6. Vitamin & mineral deficiencies- Deficiency of essential vitamins like B- complex, vit D, vit C and minerals like iron, magnesium, manganese, selenium, calcium and zinc leads to irritability and more sensitivity to stressful situations.Niacin (vit B-4) requires a special mention as it is a requisite for all the life sustaining reactions in the body. In fact it is present in the pathway of changing tryptophan to serotonin.

We reach out for comfort foods only when we are stressed, so eating them occasionally is not a problem...right? No. Because in reality, we consume much more calories than required in a short time period. Also, the daily stresses may precipitate it to become our regular habit. We should instead focus at prevention so that there is no chemical locha (imbalance) in our brains.

How do we prevent mood swings?

1. Have a healthy breakfast – whole cereals e.g. oatmeal, whole grain breads, Daliya (porridge), bran cereals, poha(rice flakes) are a good way to start the day. They have complex carbohydrates which help in boosting mood and keeping it that way for a longer period of time.

2. Eat fruits everyday – Fruits like oranges, grapes, pineapple, mango, kiwifruit, blueberries, papaya, avocado, pears or any other seasonal fruit should do the job.

3. Drink water - Have at least 8 glasses of water every day. Dehydration enhances irritability and atmospheric temperature changes affect mood. On a hot day people are observed to be more irritable. Avoid dehydrating beverages like colas, black tea, coffee and energy drinks.

4. Eat vegetables – vegetables like broccoli, cabbage, kale, spinach, beetroot, carrots, celery are rich in minerals and vitamins. Eat variety in your diet.

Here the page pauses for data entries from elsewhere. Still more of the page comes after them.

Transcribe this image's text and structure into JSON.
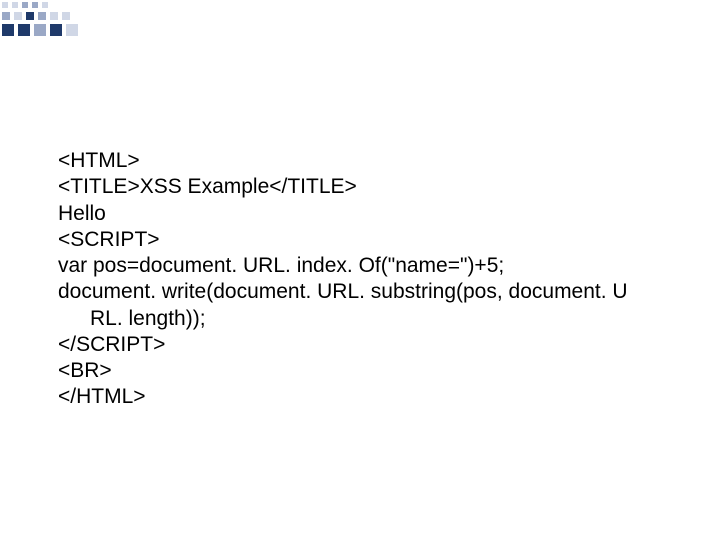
{
  "code": {
    "l1": "<HTML>",
    "l2": "<TITLE>XSS Example</TITLE>",
    "l3": "Hello",
    "l4": "<SCRIPT>",
    "l5": "var pos=document. URL. index. Of(\"name=\")+5;",
    "l6": "document. write(document. URL. substring(pos, document. U",
    "l7": "RL. length));",
    "l8": "</SCRIPT>",
    "l9": "<BR>",
    "l10": "</HTML>"
  },
  "deco": {
    "dark": "#1f3a6a",
    "mid": "#9aa8c6",
    "light": "#d0d7e6"
  }
}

5. Don’t stay hungry- Having regular meals helps in regulating the insulin mechanism. It will prevent from reaching out for a high calorie food (like cookies/donuts/samosa) to relieve hunger pangs quickly.

6. Opt for healthy alternatives – Eat a fruit instead of a Kachori(a lentil filled salted indian croissant) or a cookie when hunger is the driving factor. Apple, papaya, pineapple or any seasonal fruit is a better option than gorging on fat filled goodies.

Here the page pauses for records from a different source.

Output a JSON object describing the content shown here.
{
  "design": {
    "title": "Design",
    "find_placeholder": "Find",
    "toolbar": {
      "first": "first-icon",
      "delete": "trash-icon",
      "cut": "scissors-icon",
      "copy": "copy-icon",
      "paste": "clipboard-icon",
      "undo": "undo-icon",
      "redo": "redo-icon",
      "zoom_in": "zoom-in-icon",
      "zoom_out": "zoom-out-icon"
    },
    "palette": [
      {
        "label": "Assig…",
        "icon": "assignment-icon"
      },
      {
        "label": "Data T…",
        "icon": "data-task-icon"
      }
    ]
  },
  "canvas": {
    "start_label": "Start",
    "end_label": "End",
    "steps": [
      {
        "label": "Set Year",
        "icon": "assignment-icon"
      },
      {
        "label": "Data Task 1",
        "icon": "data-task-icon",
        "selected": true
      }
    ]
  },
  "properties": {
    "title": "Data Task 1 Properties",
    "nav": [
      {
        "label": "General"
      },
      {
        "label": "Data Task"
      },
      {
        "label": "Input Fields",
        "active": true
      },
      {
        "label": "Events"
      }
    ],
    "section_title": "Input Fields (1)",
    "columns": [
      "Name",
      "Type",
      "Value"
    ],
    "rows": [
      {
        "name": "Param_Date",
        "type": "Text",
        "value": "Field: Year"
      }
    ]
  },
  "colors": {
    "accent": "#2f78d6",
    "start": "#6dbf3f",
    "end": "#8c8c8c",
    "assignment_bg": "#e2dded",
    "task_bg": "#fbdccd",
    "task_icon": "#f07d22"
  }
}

7. Include healthy fats- Sources of healthy fats (here, omega-3 fatty acids) include nuts, walnut oil, seafood (tuna, halibut), flaxseed oil

8. Exercise regularly

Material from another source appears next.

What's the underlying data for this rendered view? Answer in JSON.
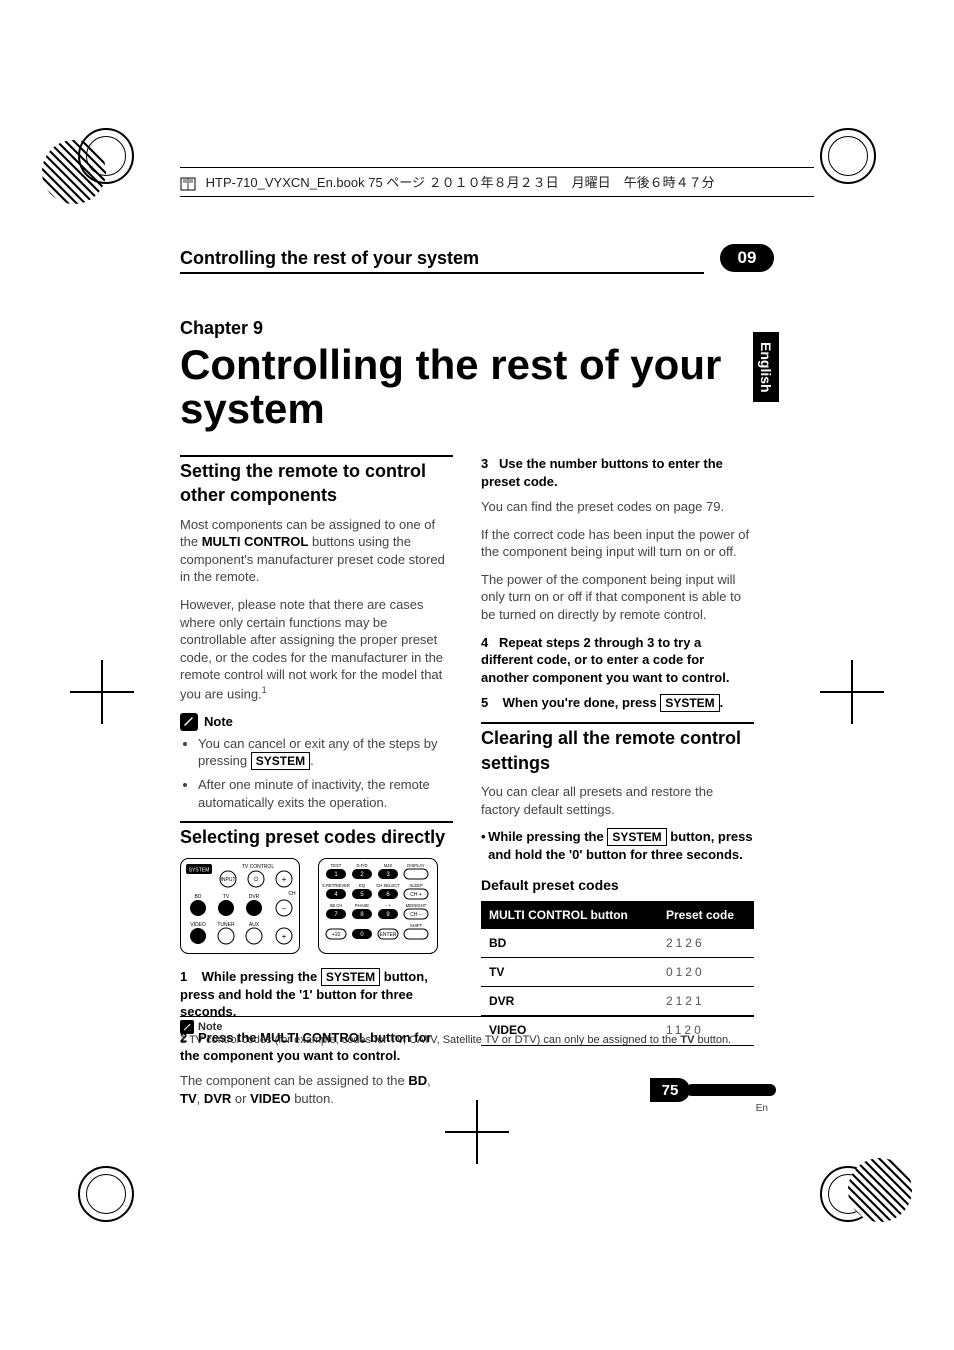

9. De-stress by activities – Cultivate your hobbies. Do yoga or meditation to de-stress.

In spite of the preventive factors; sometimes in our day-to-day living we do come across stress and need a quick relief. Let’s look at few foods which are a healthier option than donut with crème latte or macaroni with cheese.

Mood enhancing foods that might work for you!

1. Bananas – packed with carbohydrates, potassium & magnesium. Ideal if no meal has been taken due to long working hours.

2. Fresh Fruit juice- these have simple carbohydrates and vitamin C. The released insulin will have the desired effects and vitamin C counters oxidative stress in the body. They are also rehydrating. Avoid fruit juice concentrates which are high in sugar.

3. Walnuts- are rich in omega 3 fatty acids and magnesium. Deficiency of both of these interferes with mood.

4. Salad with greens – it fills you with complex carbohydrates and necessary vitamins. Spinach is a very good option

5. Milk shakes- they give proteins resulting in a sense of fullness. A skimmed milk version helps in calorie control.

6. Whole meal cereal with milk and cut fruit – It will serve as an ideal breakfast if counter early morning crankiness.

7. Dark Chocolate – it has theobromine. A very small piece should have the effect which means it should give the desired sense of calm and satiety.

8. Tea – it contains caffeine and theophylline (a flavanol similar to theobromine). It’ll temporarily elevate mood and dispel drowsiness.

9. Coffee- caffeine in the coffee increases heart rate resulting in alertness. It is habit forming.

Remember “If hunger is not the problem, then eating is not the solution”

PS: I’m always eager to answer your questions and hear your suggestions. So please bring them to light.

1. Biol Psychiatry. 1998 Nov 1;44(9):851-64. ‘Hypothalamic serotonin in control of eating behavior, meal size, and body weight.’ Leibowitz SF, Alexander JT.